:: REQUIRED ACTION ::
This exercise asks for the records to be retyped exactly as they read.

:: GIVEN RECORDS ::
::::

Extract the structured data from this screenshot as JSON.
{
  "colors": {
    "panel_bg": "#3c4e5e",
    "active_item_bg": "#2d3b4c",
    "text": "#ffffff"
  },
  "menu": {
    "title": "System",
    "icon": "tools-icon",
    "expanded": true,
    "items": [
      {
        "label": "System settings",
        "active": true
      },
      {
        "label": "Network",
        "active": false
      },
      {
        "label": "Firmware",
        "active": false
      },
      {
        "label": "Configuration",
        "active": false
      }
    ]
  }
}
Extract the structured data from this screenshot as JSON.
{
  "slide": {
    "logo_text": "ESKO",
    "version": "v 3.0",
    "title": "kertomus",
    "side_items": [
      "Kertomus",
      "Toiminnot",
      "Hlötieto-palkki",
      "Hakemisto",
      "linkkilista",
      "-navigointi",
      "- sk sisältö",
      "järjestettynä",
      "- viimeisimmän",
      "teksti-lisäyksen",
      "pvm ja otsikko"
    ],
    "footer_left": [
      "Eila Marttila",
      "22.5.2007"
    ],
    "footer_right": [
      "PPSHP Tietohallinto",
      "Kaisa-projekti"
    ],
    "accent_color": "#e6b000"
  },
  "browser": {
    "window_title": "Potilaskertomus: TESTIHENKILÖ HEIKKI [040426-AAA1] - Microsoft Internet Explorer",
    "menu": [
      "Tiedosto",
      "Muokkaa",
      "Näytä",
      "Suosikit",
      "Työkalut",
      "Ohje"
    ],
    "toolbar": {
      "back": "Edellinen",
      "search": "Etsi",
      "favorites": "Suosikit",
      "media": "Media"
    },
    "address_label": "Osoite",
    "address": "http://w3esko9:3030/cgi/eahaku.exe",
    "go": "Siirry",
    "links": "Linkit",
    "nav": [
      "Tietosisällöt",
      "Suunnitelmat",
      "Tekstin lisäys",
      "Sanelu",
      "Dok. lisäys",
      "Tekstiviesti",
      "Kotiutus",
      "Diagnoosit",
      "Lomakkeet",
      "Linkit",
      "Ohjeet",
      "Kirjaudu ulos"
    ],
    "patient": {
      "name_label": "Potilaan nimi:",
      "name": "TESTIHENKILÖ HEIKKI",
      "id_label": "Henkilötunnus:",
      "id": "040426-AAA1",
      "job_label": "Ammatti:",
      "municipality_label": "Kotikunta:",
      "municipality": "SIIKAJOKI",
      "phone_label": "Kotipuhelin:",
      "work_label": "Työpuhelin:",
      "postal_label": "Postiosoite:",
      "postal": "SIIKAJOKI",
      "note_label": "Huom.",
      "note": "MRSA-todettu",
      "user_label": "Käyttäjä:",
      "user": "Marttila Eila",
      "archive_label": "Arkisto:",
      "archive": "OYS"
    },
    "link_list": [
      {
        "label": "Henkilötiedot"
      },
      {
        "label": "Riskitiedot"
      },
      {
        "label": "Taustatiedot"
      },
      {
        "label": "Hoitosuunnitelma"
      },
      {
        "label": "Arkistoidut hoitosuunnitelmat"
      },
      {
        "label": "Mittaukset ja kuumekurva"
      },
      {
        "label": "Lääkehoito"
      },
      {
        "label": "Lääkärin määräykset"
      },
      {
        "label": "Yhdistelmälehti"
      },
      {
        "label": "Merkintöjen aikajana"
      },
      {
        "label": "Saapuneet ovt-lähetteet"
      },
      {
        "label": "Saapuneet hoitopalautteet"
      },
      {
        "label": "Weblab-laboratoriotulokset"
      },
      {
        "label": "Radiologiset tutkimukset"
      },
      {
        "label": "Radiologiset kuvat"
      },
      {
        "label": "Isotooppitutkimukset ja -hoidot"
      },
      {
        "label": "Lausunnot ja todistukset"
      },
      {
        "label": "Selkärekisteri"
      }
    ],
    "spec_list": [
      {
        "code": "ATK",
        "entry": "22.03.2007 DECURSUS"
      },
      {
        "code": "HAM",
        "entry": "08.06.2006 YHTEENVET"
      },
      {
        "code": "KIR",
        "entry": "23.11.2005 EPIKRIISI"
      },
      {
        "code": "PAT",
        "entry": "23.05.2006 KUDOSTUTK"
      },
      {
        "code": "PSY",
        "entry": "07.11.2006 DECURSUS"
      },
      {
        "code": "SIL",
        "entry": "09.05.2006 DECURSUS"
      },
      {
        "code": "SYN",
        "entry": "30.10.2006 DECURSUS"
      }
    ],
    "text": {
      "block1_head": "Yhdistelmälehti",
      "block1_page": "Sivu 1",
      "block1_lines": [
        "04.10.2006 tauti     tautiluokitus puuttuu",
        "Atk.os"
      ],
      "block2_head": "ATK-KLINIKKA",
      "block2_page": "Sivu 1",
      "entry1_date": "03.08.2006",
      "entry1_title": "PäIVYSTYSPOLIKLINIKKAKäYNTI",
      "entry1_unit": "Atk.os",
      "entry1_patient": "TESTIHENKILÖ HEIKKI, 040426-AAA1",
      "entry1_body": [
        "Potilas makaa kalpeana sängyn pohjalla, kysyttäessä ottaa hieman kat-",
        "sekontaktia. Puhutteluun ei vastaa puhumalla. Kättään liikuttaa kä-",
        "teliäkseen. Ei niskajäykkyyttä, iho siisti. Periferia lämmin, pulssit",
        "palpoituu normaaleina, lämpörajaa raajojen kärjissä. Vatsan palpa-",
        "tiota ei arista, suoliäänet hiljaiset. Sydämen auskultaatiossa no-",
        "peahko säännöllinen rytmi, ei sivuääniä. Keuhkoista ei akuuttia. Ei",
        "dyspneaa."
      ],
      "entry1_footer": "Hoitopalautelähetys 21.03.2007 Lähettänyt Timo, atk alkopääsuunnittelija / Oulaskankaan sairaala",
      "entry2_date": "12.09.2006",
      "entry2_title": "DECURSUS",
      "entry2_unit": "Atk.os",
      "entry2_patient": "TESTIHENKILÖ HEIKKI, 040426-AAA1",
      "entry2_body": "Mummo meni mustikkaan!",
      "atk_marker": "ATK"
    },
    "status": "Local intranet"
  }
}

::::

:: WRITTEN ANSWER ::
Extract the structured data from this screenshot as JSON.
{
  "colors": {
    "panel_bg": "#3c4e5e",
    "active_item_bg": "#2d3b4c",
    "text": "#ffffff"
  },
  "menu": {
    "title": "System",
    "icon": "tools-icon",
    "expanded": true,
    "items": [
      {
        "label": "System settings",
        "active": true
      },
      {
        "label": "Network",
        "active": false
      },
      {
        "label": "Firmware",
        "active": false
      },
      {
        "label": "Configuration",
        "active": false
      }
    ]
  }
}
Extract the structured data from this screenshot as JSON.
{
  "slide": {
    "logo_text": "ESKO",
    "version": "v 3.0",
    "title": "kertomus",
    "side_items": [
      "Kertomus",
      "Toiminnot",
      "Hlötieto-palkki",
      "Hakemisto",
      "linkkilista",
      "-navigointi",
      "- sk sisältö",
      "järjestettynä",
      "- viimeisimmän",
      "teksti-lisäyksen",
      "pvm ja otsikko"
    ],
    "footer_left": [
      "Eila Marttila",
      "22.5.2007"
    ],
    "footer_right": [
      "PPSHP Tietohallinto",
      "Kaisa-projekti"
    ],
    "accent_color": "#e6b000"
  },
  "browser": {
    "window_title": "Potilaskertomus: TESTIHENKILÖ HEIKKI [040426-AAA1] - Microsoft Internet Explorer",
    "menu": [
      "Tiedosto",
      "Muokkaa",
      "Näytä",
      "Suosikit",
      "Työkalut",
      "Ohje"
    ],
    "toolbar": {
      "back": "Edellinen",
      "search": "Etsi",
      "favorites": "Suosikit",
      "media": "Media"
    },
    "address_label": "Osoite",
    "address": "http://w3esko9:3030/cgi/eahaku.exe",
    "go": "Siirry",
    "links": "Linkit",
    "nav": [
      "Tietosisällöt",
      "Suunnitelmat",
      "Tekstin lisäys",
      "Sanelu",
      "Dok. lisäys",
      "Tekstiviesti",
      "Kotiutus",
      "Diagnoosit",
      "Lomakkeet",
      "Linkit",
      "Ohjeet",
      "Kirjaudu ulos"
    ],
    "patient": {
      "name_label": "Potilaan nimi:",
      "name": "TESTIHENKILÖ HEIKKI",
      "id_label": "Henkilötunnus:",
      "id": "040426-AAA1",
      "job_label": "Ammatti:",
      "municipality_label": "Kotikunta:",
      "municipality": "SIIKAJOKI",
      "phone_label": "Kotipuhelin:",
      "work_label": "Työpuhelin:",
      "postal_label": "Postiosoite:",
      "postal": "SIIKAJOKI",
      "note_label": "Huom.",
      "note": "MRSA-todettu",
      "user_label": "Käyttäjä:",
      "user": "Marttila Eila",
      "archive_label": "Arkisto:",
      "archive": "OYS"
    },
    "link_list": [
      {
        "label": "Henkilötiedot"
      },
      {
        "label": "Riskitiedot"
      },
      {
        "label": "Taustatiedot"
      },
      {
        "label": "Hoitosuunnitelma"
      },
      {
        "label": "Arkistoidut hoitosuunnitelmat"
      },
      {
        "label": "Mittaukset ja kuumekurva"
      },
      {
        "label": "Lääkehoito"
      },
      {
        "label": "Lääkärin määräykset"
      },
      {
        "label": "Yhdistelmälehti"
      },
      {
        "label": "Merkintöjen aikajana"
      },
      {
        "label": "Saapuneet ovt-lähetteet"
      },
      {
        "label": "Saapuneet hoitopalautteet"
      },
      {
        "label": "Weblab-laboratoriotulokset"
      },
      {
        "label": "Radiologiset tutkimukset"
      },
      {
        "label": "Radiologiset kuvat"
      },
      {
        "label": "Isotooppitutkimukset ja -hoidot"
      },
      {
        "label": "Lausunnot ja todistukset"
      },
      {
        "label": "Selkärekisteri"
      }
    ],
    "spec_list": [
      {
        "code": "ATK",
        "entry": "22.03.2007 DECURSUS"
      },
      {
        "code": "HAM",
        "entry": "08.06.2006 YHTEENVET"
      },
      {
        "code": "KIR",
        "entry": "23.11.2005 EPIKRIISI"
      },
      {
        "code": "PAT",
        "entry": "23.05.2006 KUDOSTUTK"
      },
      {
        "code": "PSY",
        "entry": "07.11.2006 DECURSUS"
      },
      {
        "code": "SIL",
        "entry": "09.05.2006 DECURSUS"
      },
      {
        "code": "SYN",
        "entry": "30.10.2006 DECURSUS"
      }
    ],
    "text": {
      "block1_head": "Yhdistelmälehti",
      "block1_page": "Sivu 1",
      "block1_lines": [
        "04.10.2006 tauti     tautiluokitus puuttuu",
        "Atk.os"
      ],
      "block2_head": "ATK-KLINIKKA",
      "block2_page": "Sivu 1",
      "entry1_date": "03.08.2006",
      "entry1_title": "PäIVYSTYSPOLIKLINIKKAKäYNTI",
      "entry1_unit": "Atk.os",
      "entry1_patient": "TESTIHENKILÖ HEIKKI, 040426-AAA1",
      "entry1_body": [
        "Potilas makaa kalpeana sängyn pohjalla, kysyttäessä ottaa hieman kat-",
        "sekontaktia. Puhutteluun ei vastaa puhumalla. Kättään liikuttaa kä-",
        "teliäkseen. Ei niskajäykkyyttä, iho siisti. Periferia lämmin, pulssit",
        "palpoituu normaaleina, lämpörajaa raajojen kärjissä. Vatsan palpa-",
        "tiota ei arista, suoliäänet hiljaiset. Sydämen auskultaatiossa no-",
        "peahko säännöllinen rytmi, ei sivuääniä. Keuhkoista ei akuuttia. Ei",
        "dyspneaa."
      ],
      "entry1_footer": "Hoitopalautelähetys 21.03.2007 Lähettänyt Timo, atk alkopääsuunnittelija / Oulaskankaan sairaala",
      "entry2_date": "12.09.2006",
      "entry2_title": "DECURSUS",
      "entry2_unit": "Atk.os",
      "entry2_patient": "TESTIHENKILÖ HEIKKI, 040426-AAA1",
      "entry2_body": "Mummo meni mustikkaan!",
      "atk_marker": "ATK"
    },
    "status": "Local intranet"
  }
}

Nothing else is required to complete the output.